Former Sri Lankan President Maithripala Sirisena should take the sole responsibility of the coordinated 2019 Easter Sunday carnage, former IGP Pujith Jayasundara said, adding that the massacre that killed over 250 people was well planned.
He made the remarks while testifying before the Presidential Commission of Inquiry (PCoI), set up to probe the attacks, on Friday, reports The Daily Mirror newspaper.
Jayasundara told the PCoI that after he had received the report about the April 9 intelligence alert from State Intelligence Service (SIS) Director Nilantha Jayawardena, he had forwarded it to SDIG of Western Province Nandana Munasinghe, SDIG Crimes, STF Chief M.R. Latif, DIG Special Protection Range Priyalal Dassanayake and Director of Terrorist Investigation Division (TID) Waruna Jayasundara.
He said that he also telephoned all SDIGs in charge of the respective provinces.
The former IGP claimed that although he had given specific instructions about the possible terror attack to all the senior police officers, during investigation it was found that all his call records were deleted.
“Former President Sirisena’s brother was the head of the Sri Lanka Telecom and Mobitel during this period.
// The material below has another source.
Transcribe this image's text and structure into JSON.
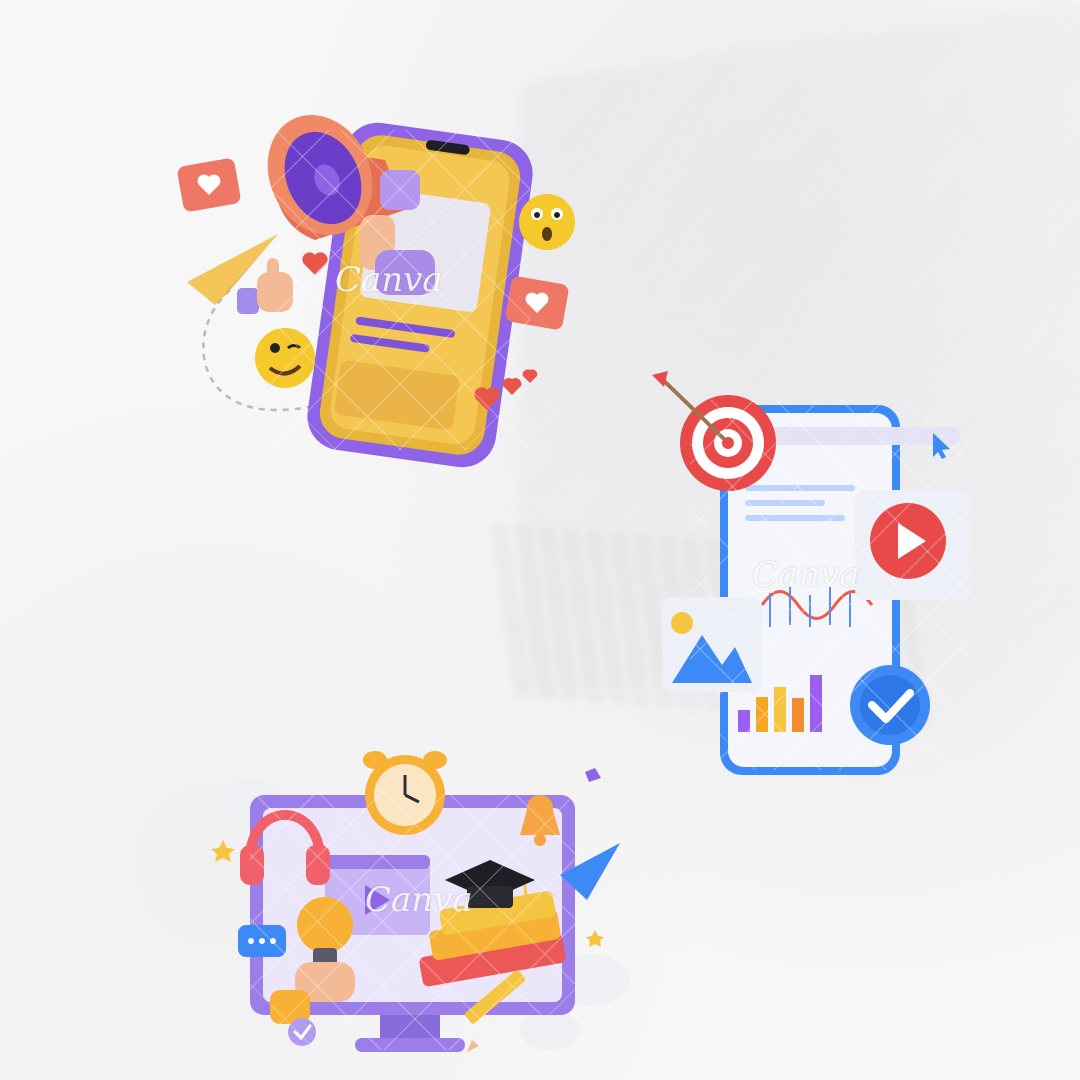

The Commission should probe thoroughly to find what had happened to these call records,” Jayasundara said.
He also claimed that his phone conversations had been tapped by the SIS and also deployed officers near his residence to monitor him.
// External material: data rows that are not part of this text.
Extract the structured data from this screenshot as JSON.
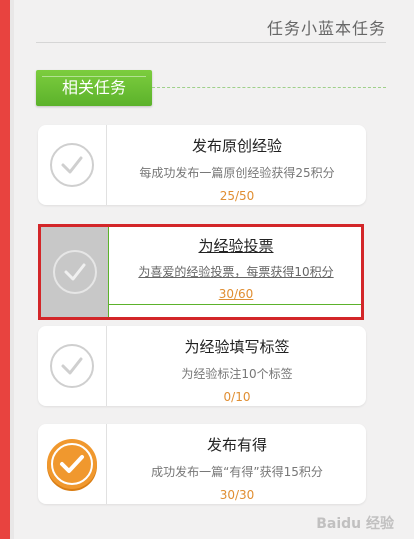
{
  "header": {
    "title": "任务小蓝本任务"
  },
  "section": {
    "tab_label": "相关任务"
  },
  "tasks": [
    {
      "title": "发布原创经验",
      "desc": "每成功发布一篇原创经验获得25积分",
      "progress": "25/50",
      "status": "incomplete"
    },
    {
      "title": "为经验投票",
      "desc": "为喜爱的经验投票，每票获得10积分",
      "progress": "30/60",
      "status": "incomplete",
      "highlighted": true
    },
    {
      "title": "为经验填写标签",
      "desc": "为经验标注10个标签",
      "progress": "0/10",
      "status": "incomplete"
    },
    {
      "title": "发布有得",
      "desc": "成功发布一篇“有得”获得15积分",
      "progress": "30/30",
      "status": "complete"
    }
  ],
  "watermark": "Baidu 经验",
  "colors": {
    "accent_green": "#5cb22b",
    "highlight_red": "#d32629",
    "progress_orange": "#e08e32",
    "complete_orange": "#f0982e"
  }
}
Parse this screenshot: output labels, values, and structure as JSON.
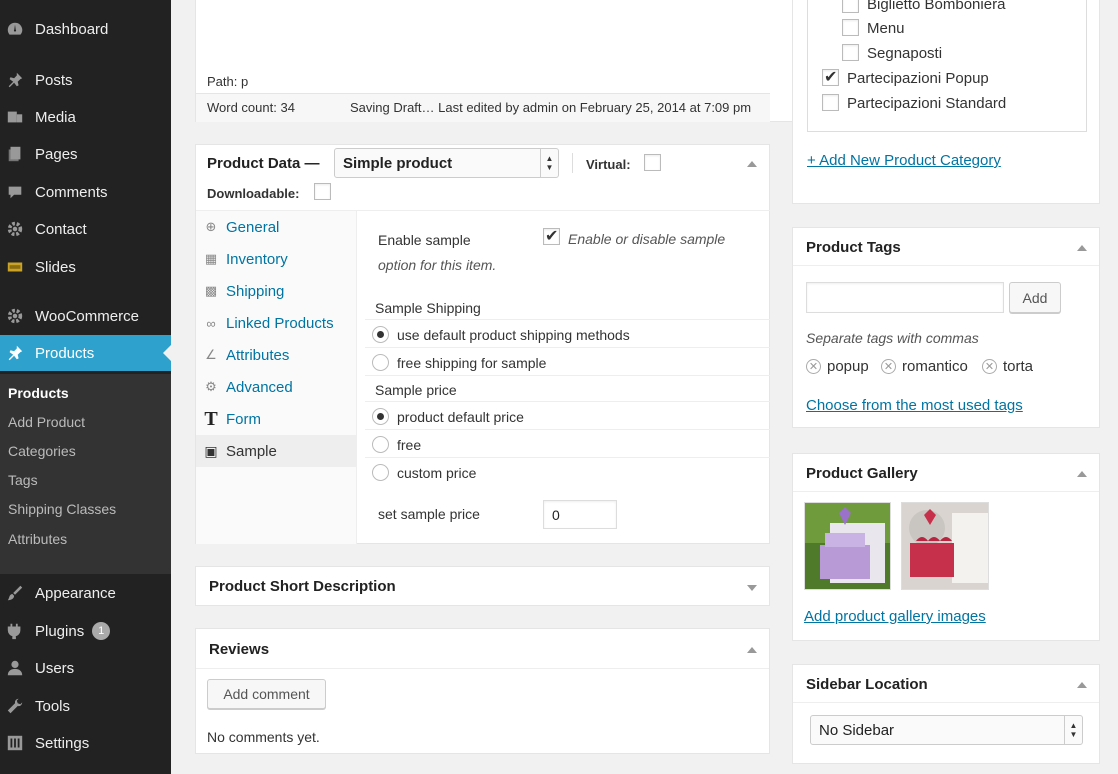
{
  "sidebar": {
    "items": [
      {
        "label": "Dashboard",
        "icon": "dashboard-icon"
      },
      {
        "label": "Posts",
        "icon": "pushpin-icon"
      },
      {
        "label": "Media",
        "icon": "media-icon"
      },
      {
        "label": "Pages",
        "icon": "pages-icon"
      },
      {
        "label": "Comments",
        "icon": "comment-icon"
      },
      {
        "label": "Contact",
        "icon": "gear-icon"
      },
      {
        "label": "Slides",
        "icon": "slides-icon"
      },
      {
        "label": "WooCommerce",
        "icon": "gear-icon"
      },
      {
        "label": "Products",
        "icon": "pushpin-icon"
      },
      {
        "label": "Appearance",
        "icon": "paintbrush-icon"
      },
      {
        "label": "Plugins",
        "icon": "plug-icon",
        "badge": "1"
      },
      {
        "label": "Users",
        "icon": "user-icon"
      },
      {
        "label": "Tools",
        "icon": "wrench-icon"
      },
      {
        "label": "Settings",
        "icon": "settings-icon"
      }
    ],
    "submenu": [
      "Products",
      "Add Product",
      "Categories",
      "Tags",
      "Shipping Classes",
      "Attributes"
    ]
  },
  "editor": {
    "path": "Path: p",
    "word_count": "Word count: 34",
    "status": "Saving Draft… Last edited by admin on February 25, 2014 at 7:09 pm"
  },
  "product_data": {
    "title": "Product Data —",
    "type_select": "Simple product",
    "virtual_label": "Virtual:",
    "downloadable_label": "Downloadable:",
    "tabs": [
      "General",
      "Inventory",
      "Shipping",
      "Linked Products",
      "Attributes",
      "Advanced",
      "Form",
      "Sample"
    ],
    "enable_sample_label": "Enable sample",
    "enable_sample_desc_1": "Enable or disable sample",
    "enable_sample_desc_2": "option for this item.",
    "sample_shipping_label": "Sample Shipping",
    "shipping_opt_1": "use default product shipping methods",
    "shipping_opt_2": "free shipping for sample",
    "sample_price_label": "Sample price",
    "price_opt_1": "product default price",
    "price_opt_2": "free",
    "price_opt_3": "custom price",
    "set_price_label": "set sample price",
    "set_price_value": "0"
  },
  "short_description": {
    "title": "Product Short Description"
  },
  "reviews": {
    "title": "Reviews",
    "add_comment": "Add comment",
    "empty": "No comments yet."
  },
  "categories": {
    "items": [
      {
        "label": "Biglietto Bomboniera",
        "checked": false
      },
      {
        "label": "Menu",
        "checked": false
      },
      {
        "label": "Segnaposti",
        "checked": false
      },
      {
        "label": "Partecipazioni Popup",
        "checked": true
      },
      {
        "label": "Partecipazioni Standard",
        "checked": false
      }
    ],
    "add_new": "+ Add New Product Category"
  },
  "tags": {
    "title": "Product Tags",
    "add_button": "Add",
    "hint": "Separate tags with commas",
    "items": [
      "popup",
      "romantico",
      "torta"
    ],
    "choose_link": "Choose from the most used tags"
  },
  "gallery": {
    "title": "Product Gallery",
    "add_link": "Add product gallery images"
  },
  "sidebar_location": {
    "title": "Sidebar Location",
    "select_value": "No Sidebar"
  },
  "colors": {
    "menu_bg": "#222222",
    "menu_current": "#2ea2cc",
    "link": "#0074a2"
  }
}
Jayasundara added that Abdul Latif Jameel Mohammed, who killed himself at the Dehiwala Tropical Inn Lodge, had met intelligence officers 45 minutes before the blast.
The former IGP’s testimony comes after Defence Secretary Kamal Gunaratne said last month that security agencies received 97 warnings prior to the attacks, The Daily Mirror reported.
On April 21, 2019, three churches in Negombo, Batticaloa and Colombo and the hotels — Shangri-La, Cinnamon Grand, Kingsbury and Tropical Inn — in the capital city were targeted in the series of coordinated suicide bombings, which apart from the victims also injured more than 500 people.
Sri Lankan authorities attributed the attacks to little-known local Islamist extremist groups, National Thowheeth Jama’ath and Jammiyathul Millathu Ibrahim.
However, the Islamic State terror group claimed the attacks.